What Keeps the Magnetic Fields in Planets Alive ?

Peter Davidson (Department of Engineering, University of Cambridge) — May 7, 2015

Great progress has been made in the numerical simulation of planetary dynamos, though these numerical experiments still operate in a regime very far from real planets. For example, it seems unlikely that viscous forces are at all significant in planetary interiors, yet the more weakly forced numerical simulations display a significant dependence on viscosity, and indeed in some simulations the dynamo mechanism itself is viscously driven, taking the form of helical flow within columnar convection rolls (so-called viscous Ekman pumping). Given that laboratory dynamo experiments are even farther from a planetary regime, there is still no widespread consensus as to the basic dynamo mechanism at work within planetary cores.

However, there is a striking similarity in the observed external magnetic fields across the terrestrial planets and gas giants, and so it seems natural to suppose that the underlying dynamo mechanism is simple, robust, independent of viscosity, and insensitive to mechanical boundary conditions, such as the existence of a mantle. In this talk one such mechanism is proposed which relies on the spontaneous emission of helical waves within the planetary core driven by the strong buoyancy flux in the equatorial plane.

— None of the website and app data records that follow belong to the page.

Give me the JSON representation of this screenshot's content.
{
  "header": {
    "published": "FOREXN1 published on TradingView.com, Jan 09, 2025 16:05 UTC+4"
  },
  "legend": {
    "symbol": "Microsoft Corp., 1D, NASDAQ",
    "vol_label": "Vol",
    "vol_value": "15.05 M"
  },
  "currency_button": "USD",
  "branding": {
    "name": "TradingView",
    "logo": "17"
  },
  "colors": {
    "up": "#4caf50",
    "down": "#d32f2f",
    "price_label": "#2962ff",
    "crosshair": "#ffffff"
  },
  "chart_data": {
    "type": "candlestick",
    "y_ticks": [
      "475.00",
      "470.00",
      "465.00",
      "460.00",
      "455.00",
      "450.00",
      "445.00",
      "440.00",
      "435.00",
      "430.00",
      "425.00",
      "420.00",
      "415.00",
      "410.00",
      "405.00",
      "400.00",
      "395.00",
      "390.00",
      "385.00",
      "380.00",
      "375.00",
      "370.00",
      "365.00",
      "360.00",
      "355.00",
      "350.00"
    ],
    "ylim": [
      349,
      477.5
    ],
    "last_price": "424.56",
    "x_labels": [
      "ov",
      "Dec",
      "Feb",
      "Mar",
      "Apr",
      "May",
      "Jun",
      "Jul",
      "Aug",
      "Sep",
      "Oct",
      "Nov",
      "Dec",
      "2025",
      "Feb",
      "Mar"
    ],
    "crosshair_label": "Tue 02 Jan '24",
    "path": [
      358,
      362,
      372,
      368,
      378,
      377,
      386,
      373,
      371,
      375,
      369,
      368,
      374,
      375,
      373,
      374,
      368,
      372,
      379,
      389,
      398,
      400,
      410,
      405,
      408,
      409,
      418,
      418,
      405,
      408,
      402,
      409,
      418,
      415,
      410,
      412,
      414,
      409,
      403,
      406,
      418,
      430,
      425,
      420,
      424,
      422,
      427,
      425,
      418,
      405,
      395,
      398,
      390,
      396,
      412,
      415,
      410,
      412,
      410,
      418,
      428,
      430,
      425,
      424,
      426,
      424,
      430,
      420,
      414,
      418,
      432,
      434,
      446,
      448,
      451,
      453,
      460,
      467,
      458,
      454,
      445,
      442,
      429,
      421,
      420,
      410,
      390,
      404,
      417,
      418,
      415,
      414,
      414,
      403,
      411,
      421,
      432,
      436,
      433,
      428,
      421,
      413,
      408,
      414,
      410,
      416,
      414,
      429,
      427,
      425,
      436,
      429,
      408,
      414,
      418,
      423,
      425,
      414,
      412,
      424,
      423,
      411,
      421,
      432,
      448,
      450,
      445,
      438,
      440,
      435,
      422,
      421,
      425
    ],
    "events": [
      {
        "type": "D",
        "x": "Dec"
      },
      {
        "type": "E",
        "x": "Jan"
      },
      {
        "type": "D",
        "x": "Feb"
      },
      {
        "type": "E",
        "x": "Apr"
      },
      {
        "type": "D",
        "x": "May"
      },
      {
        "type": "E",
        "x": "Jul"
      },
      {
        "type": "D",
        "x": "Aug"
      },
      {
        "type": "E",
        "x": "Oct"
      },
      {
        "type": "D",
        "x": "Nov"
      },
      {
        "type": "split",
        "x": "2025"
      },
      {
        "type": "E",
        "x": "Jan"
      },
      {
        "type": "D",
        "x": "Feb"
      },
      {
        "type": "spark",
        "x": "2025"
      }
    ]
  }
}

Biography :
Peter Davidson is a professor of fluid mechanics at the Department of Engineering in the University of Cambridge. Having worked in industry both in the UK and the USA for several years, he joined Cambridge in 1994. His research interests include turbulence and magnetohydrodynmics.

You can also watch this video on the multimedia site ENS : savoirs.ens.fr